Friday, March 9, 2018

The Optimist's Daughter: Examining Love and Loss

She wept for what happened to life.
Laurel, the main character of The Optimist's Daughter, is a widow and now an orphan after her father passes away, years after her mother's death. She moved away from Louisiana a while ago, but returns for the duration of the book - first for her father's medical problems, then for his death and for a short time after the funeral.

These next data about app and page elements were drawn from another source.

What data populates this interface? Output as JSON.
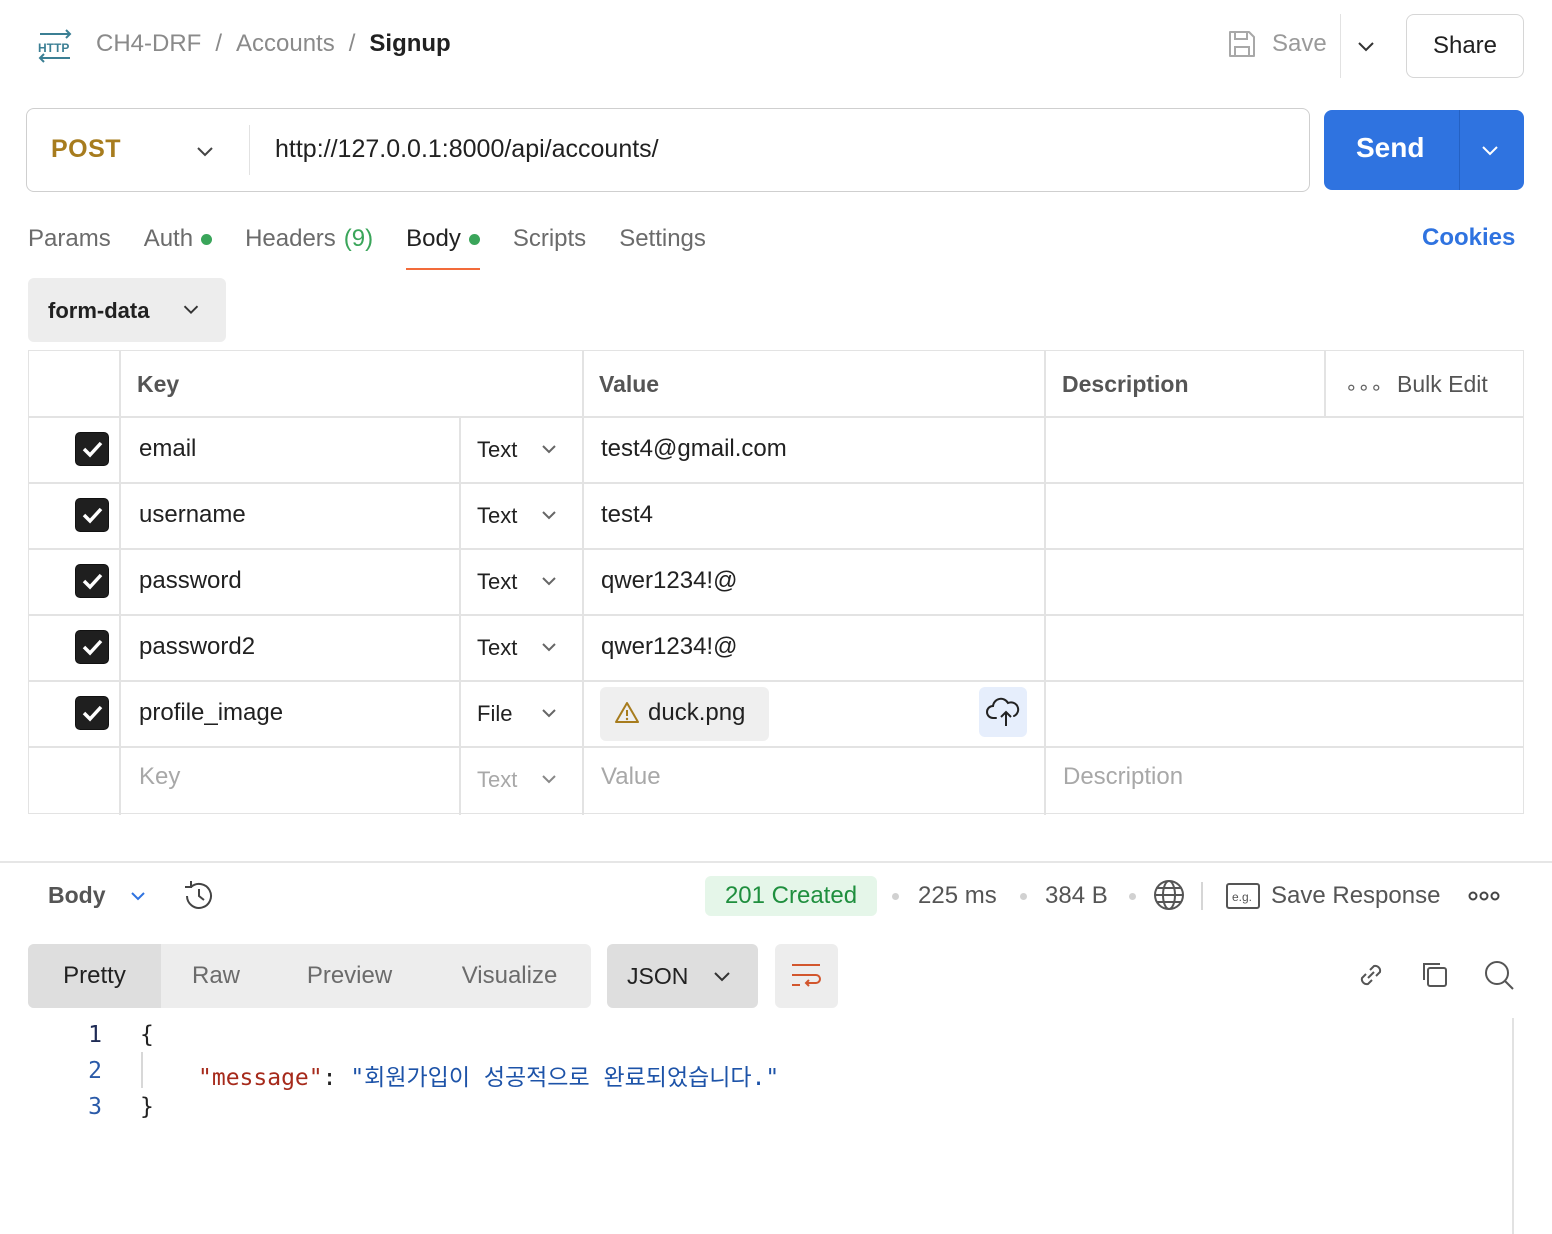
{
  "header": {
    "protocol_icon": "http-icon",
    "breadcrumb": [
      "CH4-DRF",
      "Accounts",
      "Signup"
    ],
    "separator": "/",
    "save_label": "Save",
    "share_label": "Share"
  },
  "request": {
    "method": "POST",
    "url": "http://127.0.0.1:8000/api/accounts/",
    "send_label": "Send"
  },
  "request_tabs": {
    "params": "Params",
    "auth": "Auth",
    "headers": "Headers",
    "headers_count": "(9)",
    "body": "Body",
    "scripts": "Scripts",
    "settings": "Settings",
    "active": "Body",
    "cookies": "Cookies"
  },
  "body_mode": "form-data",
  "table": {
    "headers": {
      "key": "Key",
      "value": "Value",
      "description": "Description",
      "bulk_edit": "Bulk Edit",
      "more": "∘∘∘"
    },
    "rows": [
      {
        "checked": true,
        "key": "email",
        "type": "Text",
        "value": "test4@gmail.com"
      },
      {
        "checked": true,
        "key": "username",
        "type": "Text",
        "value": "test4"
      },
      {
        "checked": true,
        "key": "password",
        "type": "Text",
        "value": "qwer1234!@"
      },
      {
        "checked": true,
        "key": "password2",
        "type": "Text",
        "value": "qwer1234!@"
      },
      {
        "checked": true,
        "key": "profile_image",
        "type": "File",
        "value": "duck.png"
      }
    ],
    "placeholder": {
      "key": "Key",
      "type": "Text",
      "value": "Value",
      "description": "Description"
    }
  },
  "response": {
    "body_label": "Body",
    "status": "201 Created",
    "time": "225 ms",
    "size": "384 B",
    "save_response": "Save Response",
    "views": [
      "Pretty",
      "Raw",
      "Preview",
      "Visualize"
    ],
    "active_view": "Pretty",
    "format": "JSON",
    "code": {
      "line_numbers": [
        "1",
        "2",
        "3"
      ],
      "open_brace": "{",
      "key": "\"message\"",
      "colon": ": ",
      "value": "\"회원가입이 성공적으로 완료되었습니다.\"",
      "close_brace": "}"
    }
  },
  "colors": {
    "send": "#2f73e0",
    "method": "#a77c1e",
    "status_text": "#1f8f3e",
    "status_bg": "#e5f6e9",
    "active_tab_underline": "#f26b3a",
    "dot": "#3aa55a"
  }
}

Her parents' home is full of things she hasn't known about or hasn't thought about in a long while. It's also tainted by the presence of her father's second wife, Fay, a crass, insensitive woman who at one point gets compared to the weather, an uncomprehending force of nature that sweeps through people's lives.
For Fay was without any powers of passion or imagination in herself and had no way to see it or reach it in the other person. Other people, inside their lives, might as well be invisible to her. To find them, she could only strike out those little fists at random, or spit from her little mouth. She could no more fight a feeling person than she could love him.
The novel reckons with the costs of love. With love comes profound loss; how does one cope? Is the solution to live like Fay, who performs grief but doesn't feel much of anything in a deep way? Because she feels less, her survival in this world seems more assured; in this sense, she's more hardy than Laurel. But she's brittle in other ways. Laurel does survive, in her own way, relinquishing possessions and bearing memories forward.
The memory can be hurt, time and again - but in that may lie its final mercy. As long as it's vulnerable to the living moment, it lives for us, and while it lives, and while we are able, we can give it up its due.
One of the things I appreciated about this novel was the sensitive way it made the dead come alive in memory. They aren't fixed and silent images. Laurel, for instance, considers those who have died and wonders about them, why they acted as they did, and what they'd say or do now. Of course, it's not the same as them being alive, but they're a part of her world still. I think a part of her courage - to keep living, free, afraid, full of light - comes from thinking about her relationships with them and their relationships with each other.
Between some two people every word is beautiful, or might as well be beautiful.
While Fay lives in the realm of objects, just plain hard materials, Laurel has greater depth and so has more to lose. And yet, she's strong at the end, cut loose from her father's home and going off on a tide of spirit and possibility.

(I read The Optimist's Daughter by Eudora Welty for the Classics Club Challenge.)